    This story has touched me the most so far for some reason. It actually made me cry. I guess because I thought I saw an albino squirrel once when I was a child, but it was so fast and fleeting I couldn’t really be sure, but always loved the idea. I really, really love this story and your blog. Synchronicity is my religion…



  15. Great story. I love squirrels and was very sad to hear your little friend died. You are very lucky to have had her in your life.

    Thank you for sharing your story.



  16. Beautiful story. Brought tears to my eyes.

    There was a white squirrel around where I lived in Lakeville MN…and seeing it always made the day seem Magickal.

    *Bright Blessings*


    Linda Ophoenix

  17. I love everything about this story and the moving and wonderful way you have told it. You have immortalized Binny and the precious bond you and she shared with each other. Namaste!



  18. have always believed in synchrinocity. and this is another part of it. Saw the title of your blog and I love teapots, a collection I have never had the room to collect, and so I came here.

    saw the albino squirrel blog and started reading. here we have had 2 albino squirrels. so beautiful and a sign of the universe that it is okay to be different.

    in 2006, I also started a new journey. stopped being a catholic and became a pagan seeking balance and answers for things like synchrinocity and psychic stuff that has always happened to me.

    I feel a kinship with you, though I am old enough to be your mom.

    Funny that on a day like today, when I am in pain from Fibro, that I found your blog and feel a connection over the furry squirrel.

    but synchrinocity works like that.

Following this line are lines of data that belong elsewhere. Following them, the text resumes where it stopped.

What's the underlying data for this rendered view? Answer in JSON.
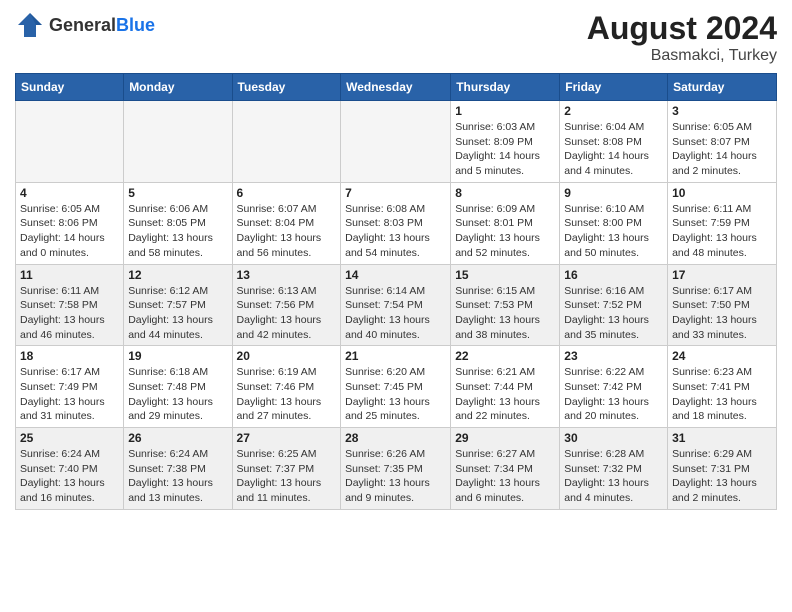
{
  "header": {
    "logo_general": "General",
    "logo_blue": "Blue",
    "month_year": "August 2024",
    "location": "Basmakci, Turkey"
  },
  "weekdays": [
    "Sunday",
    "Monday",
    "Tuesday",
    "Wednesday",
    "Thursday",
    "Friday",
    "Saturday"
  ],
  "weeks": [
    [
      {
        "day": "",
        "empty": true
      },
      {
        "day": "",
        "empty": true
      },
      {
        "day": "",
        "empty": true
      },
      {
        "day": "",
        "empty": true
      },
      {
        "day": "1",
        "sunrise": "6:03 AM",
        "sunset": "8:09 PM",
        "daylight": "14 hours and 5 minutes."
      },
      {
        "day": "2",
        "sunrise": "6:04 AM",
        "sunset": "8:08 PM",
        "daylight": "14 hours and 4 minutes."
      },
      {
        "day": "3",
        "sunrise": "6:05 AM",
        "sunset": "8:07 PM",
        "daylight": "14 hours and 2 minutes."
      }
    ],
    [
      {
        "day": "4",
        "sunrise": "6:05 AM",
        "sunset": "8:06 PM",
        "daylight": "14 hours and 0 minutes."
      },
      {
        "day": "5",
        "sunrise": "6:06 AM",
        "sunset": "8:05 PM",
        "daylight": "13 hours and 58 minutes."
      },
      {
        "day": "6",
        "sunrise": "6:07 AM",
        "sunset": "8:04 PM",
        "daylight": "13 hours and 56 minutes."
      },
      {
        "day": "7",
        "sunrise": "6:08 AM",
        "sunset": "8:03 PM",
        "daylight": "13 hours and 54 minutes."
      },
      {
        "day": "8",
        "sunrise": "6:09 AM",
        "sunset": "8:01 PM",
        "daylight": "13 hours and 52 minutes."
      },
      {
        "day": "9",
        "sunrise": "6:10 AM",
        "sunset": "8:00 PM",
        "daylight": "13 hours and 50 minutes."
      },
      {
        "day": "10",
        "sunrise": "6:11 AM",
        "sunset": "7:59 PM",
        "daylight": "13 hours and 48 minutes."
      }
    ],
    [
      {
        "day": "11",
        "sunrise": "6:11 AM",
        "sunset": "7:58 PM",
        "daylight": "13 hours and 46 minutes."
      },
      {
        "day": "12",
        "sunrise": "6:12 AM",
        "sunset": "7:57 PM",
        "daylight": "13 hours and 44 minutes."
      },
      {
        "day": "13",
        "sunrise": "6:13 AM",
        "sunset": "7:56 PM",
        "daylight": "13 hours and 42 minutes."
      },
      {
        "day": "14",
        "sunrise": "6:14 AM",
        "sunset": "7:54 PM",
        "daylight": "13 hours and 40 minutes."
      },
      {
        "day": "15",
        "sunrise": "6:15 AM",
        "sunset": "7:53 PM",
        "daylight": "13 hours and 38 minutes."
      },
      {
        "day": "16",
        "sunrise": "6:16 AM",
        "sunset": "7:52 PM",
        "daylight": "13 hours and 35 minutes."
      },
      {
        "day": "17",
        "sunrise": "6:17 AM",
        "sunset": "7:50 PM",
        "daylight": "13 hours and 33 minutes."
      }
    ],
    [
      {
        "day": "18",
        "sunrise": "6:17 AM",
        "sunset": "7:49 PM",
        "daylight": "13 hours and 31 minutes."
      },
      {
        "day": "19",
        "sunrise": "6:18 AM",
        "sunset": "7:48 PM",
        "daylight": "13 hours and 29 minutes."
      },
      {
        "day": "20",
        "sunrise": "6:19 AM",
        "sunset": "7:46 PM",
        "daylight": "13 hours and 27 minutes."
      },
      {
        "day": "21",
        "sunrise": "6:20 AM",
        "sunset": "7:45 PM",
        "daylight": "13 hours and 25 minutes."
      },
      {
        "day": "22",
        "sunrise": "6:21 AM",
        "sunset": "7:44 PM",
        "daylight": "13 hours and 22 minutes."
      },
      {
        "day": "23",
        "sunrise": "6:22 AM",
        "sunset": "7:42 PM",
        "daylight": "13 hours and 20 minutes."
      },
      {
        "day": "24",
        "sunrise": "6:23 AM",
        "sunset": "7:41 PM",
        "daylight": "13 hours and 18 minutes."
      }
    ],
    [
      {
        "day": "25",
        "sunrise": "6:24 AM",
        "sunset": "7:40 PM",
        "daylight": "13 hours and 16 minutes."
      },
      {
        "day": "26",
        "sunrise": "6:24 AM",
        "sunset": "7:38 PM",
        "daylight": "13 hours and 13 minutes."
      },
      {
        "day": "27",
        "sunrise": "6:25 AM",
        "sunset": "7:37 PM",
        "daylight": "13 hours and 11 minutes."
      },
      {
        "day": "28",
        "sunrise": "6:26 AM",
        "sunset": "7:35 PM",
        "daylight": "13 hours and 9 minutes."
      },
      {
        "day": "29",
        "sunrise": "6:27 AM",
        "sunset": "7:34 PM",
        "daylight": "13 hours and 6 minutes."
      },
      {
        "day": "30",
        "sunrise": "6:28 AM",
        "sunset": "7:32 PM",
        "daylight": "13 hours and 4 minutes."
      },
      {
        "day": "31",
        "sunrise": "6:29 AM",
        "sunset": "7:31 PM",
        "daylight": "13 hours and 2 minutes."
      }
    ]
  ]
}
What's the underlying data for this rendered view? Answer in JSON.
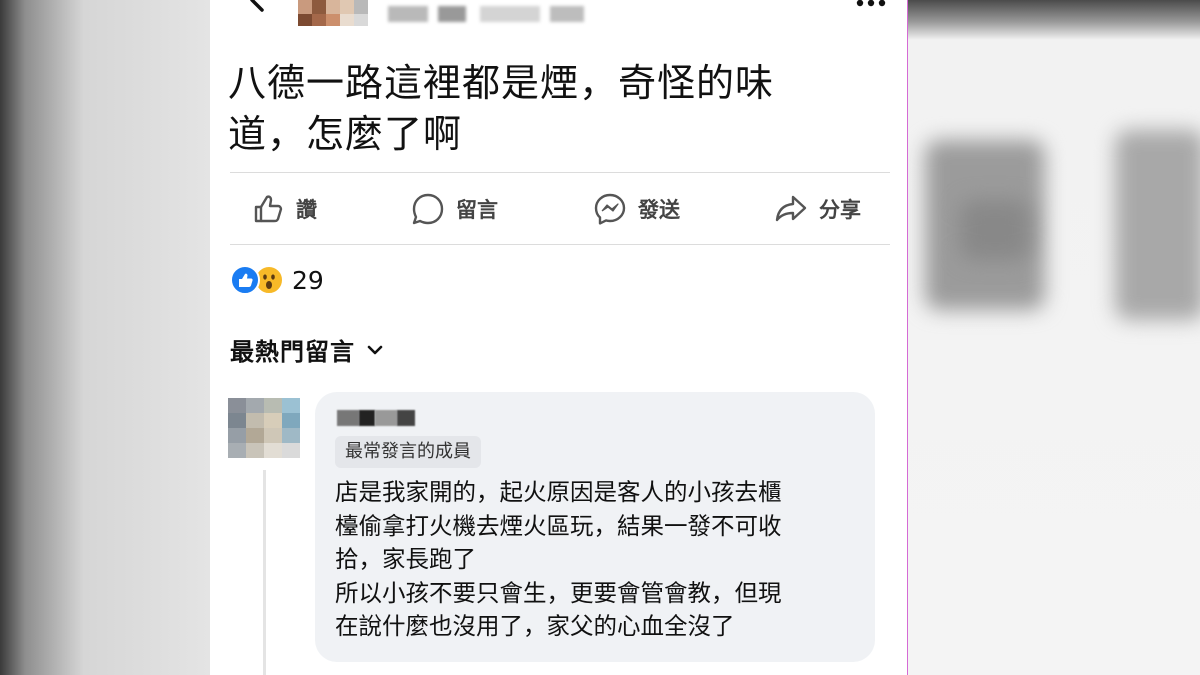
{
  "post": {
    "text_lines": [
      "八德一路這裡都是煙，奇怪的味",
      "道，怎麼了啊"
    ]
  },
  "actions": {
    "like": "讚",
    "comment": "留言",
    "send": "發送",
    "share": "分享"
  },
  "reactions": {
    "count": "29"
  },
  "comments_sort": {
    "label": "最熱門留言"
  },
  "comment": {
    "badge": "最常發言的成員",
    "text_lines": [
      "店是我家開的，起火原因是客人的小孩去櫃",
      "檯偷拿打火機去煙火區玩，結果一發不可收",
      "拾，家長跑了",
      "所以小孩不要只會生，更要會管會教，但現",
      "在說什麼也沒用了，家父的心血全沒了"
    ]
  },
  "colors": {
    "like_blue": "#1a7cf2",
    "wow_yellow": "#f7b928",
    "bubble_bg": "#f0f2f5",
    "text": "#111111"
  },
  "icons": [
    "back-icon",
    "more-icon",
    "like-icon",
    "comment-icon",
    "messenger-icon",
    "share-icon",
    "chevron-down-icon"
  ]
}
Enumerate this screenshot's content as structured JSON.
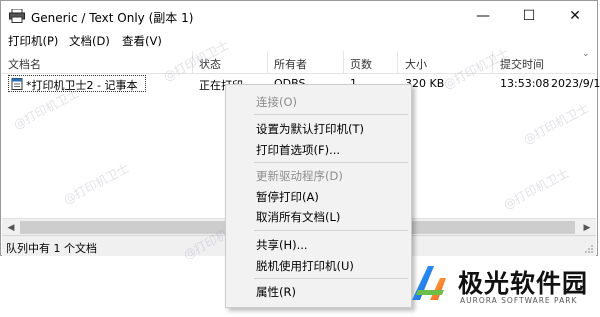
{
  "window": {
    "title": "Generic / Text Only (副本 1)",
    "controls": {
      "minimize": "—",
      "maximize": "☐",
      "close": "✕"
    }
  },
  "menubar": {
    "items": [
      "打印机(P)",
      "文档(D)",
      "查看(V)"
    ]
  },
  "table": {
    "columns": [
      "文档名",
      "状态",
      "所有者",
      "页数",
      "大小",
      "提交时间"
    ],
    "rows": [
      {
        "name": "*打印机卫士2 - 记事本",
        "status": "正在打印",
        "owner": "ODBS",
        "pages": "1",
        "size": "320 KB",
        "time": "13:53:08",
        "date": "2023/9/1"
      }
    ]
  },
  "statusbar": {
    "text": "队列中有 1 个文档"
  },
  "context_menu": {
    "items": [
      {
        "label": "连接(O)",
        "disabled": true
      },
      {
        "label": "设置为默认打印机(T)",
        "disabled": false
      },
      {
        "label": "打印首选项(F)...",
        "disabled": false
      },
      {
        "label": "更新驱动程序(D)",
        "disabled": true
      },
      {
        "label": "暂停打印(A)",
        "disabled": false
      },
      {
        "label": "取消所有文档(L)",
        "disabled": false
      },
      {
        "label": "共享(H)...",
        "disabled": false
      },
      {
        "label": "脱机使用打印机(U)",
        "disabled": false
      },
      {
        "label": "属性(R)",
        "disabled": false
      }
    ]
  },
  "watermark": {
    "text": "@打印机卫士"
  },
  "logo": {
    "name": "极光软件园",
    "subtitle": "AURORA SOFTWARE PARK"
  },
  "colors": {
    "accent": "#1a7fd4",
    "logo_text": "#111111"
  },
  "icons": {
    "app": "printer-icon",
    "grip": "resize-grip-icon",
    "doc": "document-icon"
  }
}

Namaste.


    Maary Lou Oxley

  19. BTW, I have copied your photos of Binny and labelled them as yours but will keep them for when I need to smile. they are so wonder.

    as a psychic, may I add that Binny may still be close to you. when you see a flash of white outside of your peripheal vision, do not be surprised if it seems furry.


    Maary Lou Oxley

  20. What a great story. In the course of our lives we will share our space and spirit with many, for better or for worse….and we all leave each other with something, whether we realize it or not. I count myself extremely lucky for the spirits who have shared my journey and shared themselves with me.

    The music you chose is awesome! It’s lively and merry nature flies me back to spaces and spirits that had a heart in who I have become. Can you tell me the name or the artist?


    Morgan Keller

  21. oddly, I can’t at all remember who did that song – and I looked in my iTunes library for all songs of that duration without luck, so I must have accidentally deleted it sometime after making the video … wish I could tell you, but it’s a mystery to me now!


    Teapots Happen

  22. Awww! For a nanosecond, I was disappointed, but there is always a way and I always find it. Necessity is the mother of inventions…. or of finding inventions that should exist! That old show “Name That Tune” gave me the idea to search for “music recognition” services and VOILA! You learn something new every day! 5 minutes and 4 sites later on Audiotag, the Kinks were unmasked as the artists of “Running Around Town”, the song now filed rather fittingly as “Binny’s Tune”. I knew this tune struck old memory chords.

    Thanks for checking, and thanks for adding more awesomeness to the awesome!


    Morgan Keller

  23. aha, my hunch was right – I did a search for “Kinks instrumental” before posting my earlier comment, but didn’t see anything promising so I surrendered. Now I have to figure out why that album vanished from my music library!


    Teapots Happen